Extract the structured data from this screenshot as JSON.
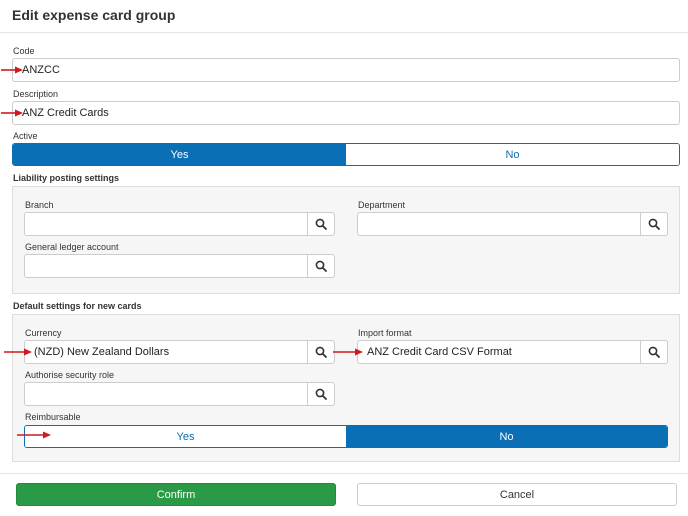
{
  "dialog": {
    "title": "Edit expense card group"
  },
  "code": {
    "label": "Code",
    "value": "ANZCC"
  },
  "description": {
    "label": "Description",
    "value": "ANZ Credit Cards"
  },
  "active": {
    "label": "Active",
    "yes": "Yes",
    "no": "No",
    "selected": "Yes"
  },
  "liability": {
    "heading": "Liability posting settings",
    "branch_label": "Branch",
    "branch_value": "",
    "department_label": "Department",
    "department_value": "",
    "gl_label": "General ledger account",
    "gl_value": ""
  },
  "defaults": {
    "heading": "Default settings for new cards",
    "currency_label": "Currency",
    "currency_value": "(NZD) New Zealand Dollars",
    "import_label": "Import format",
    "import_value": "ANZ Credit Card CSV Format",
    "role_label": "Authorise security role",
    "role_value": "",
    "reimb_label": "Reimbursable",
    "reimb_yes": "Yes",
    "reimb_no": "No",
    "reimb_selected": "No"
  },
  "buttons": {
    "confirm": "Confirm",
    "cancel": "Cancel"
  },
  "colors": {
    "primary": "#0b6fb6",
    "confirm": "#2a9a47",
    "annotation": "#d0191c"
  },
  "icons": {
    "lookup": "search-icon",
    "annotation": "red-arrow-annotation"
  }
}
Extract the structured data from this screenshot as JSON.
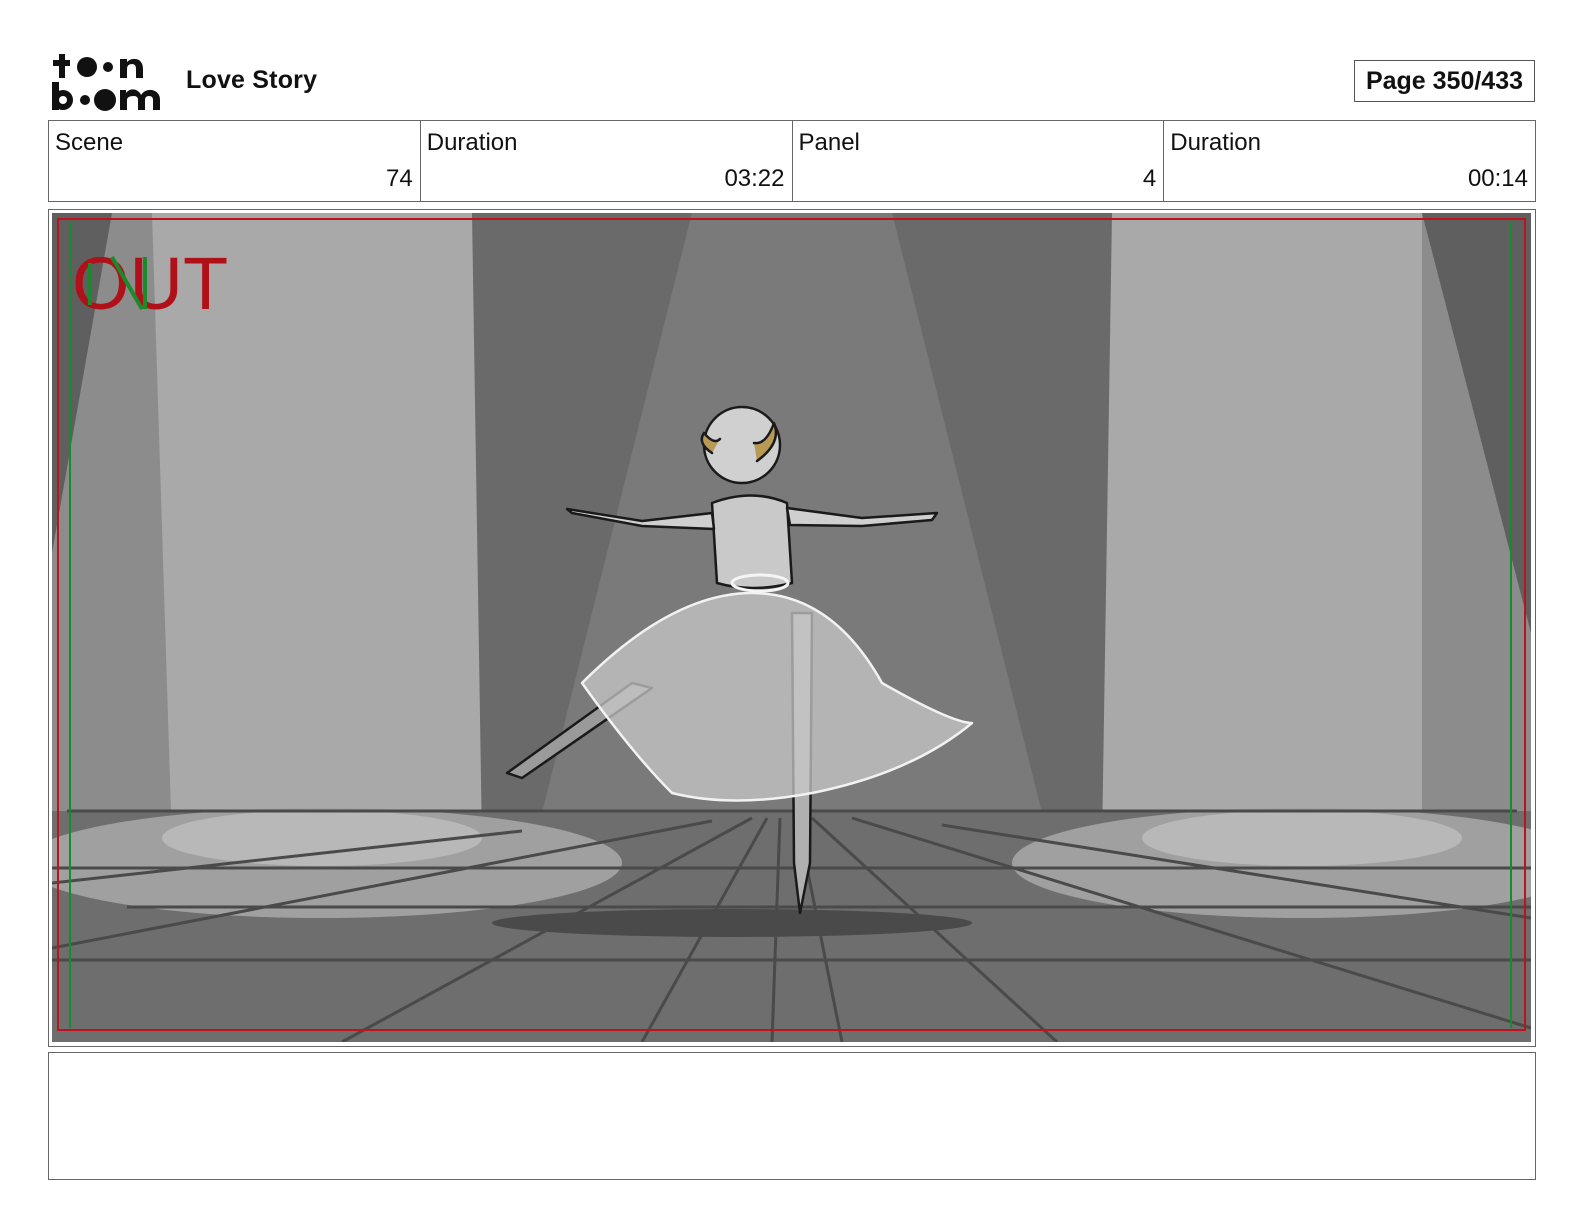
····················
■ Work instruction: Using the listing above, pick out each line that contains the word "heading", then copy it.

■ Solution below:
    "heading": "Liability posting settings",
    "heading": "Default settings for new cards",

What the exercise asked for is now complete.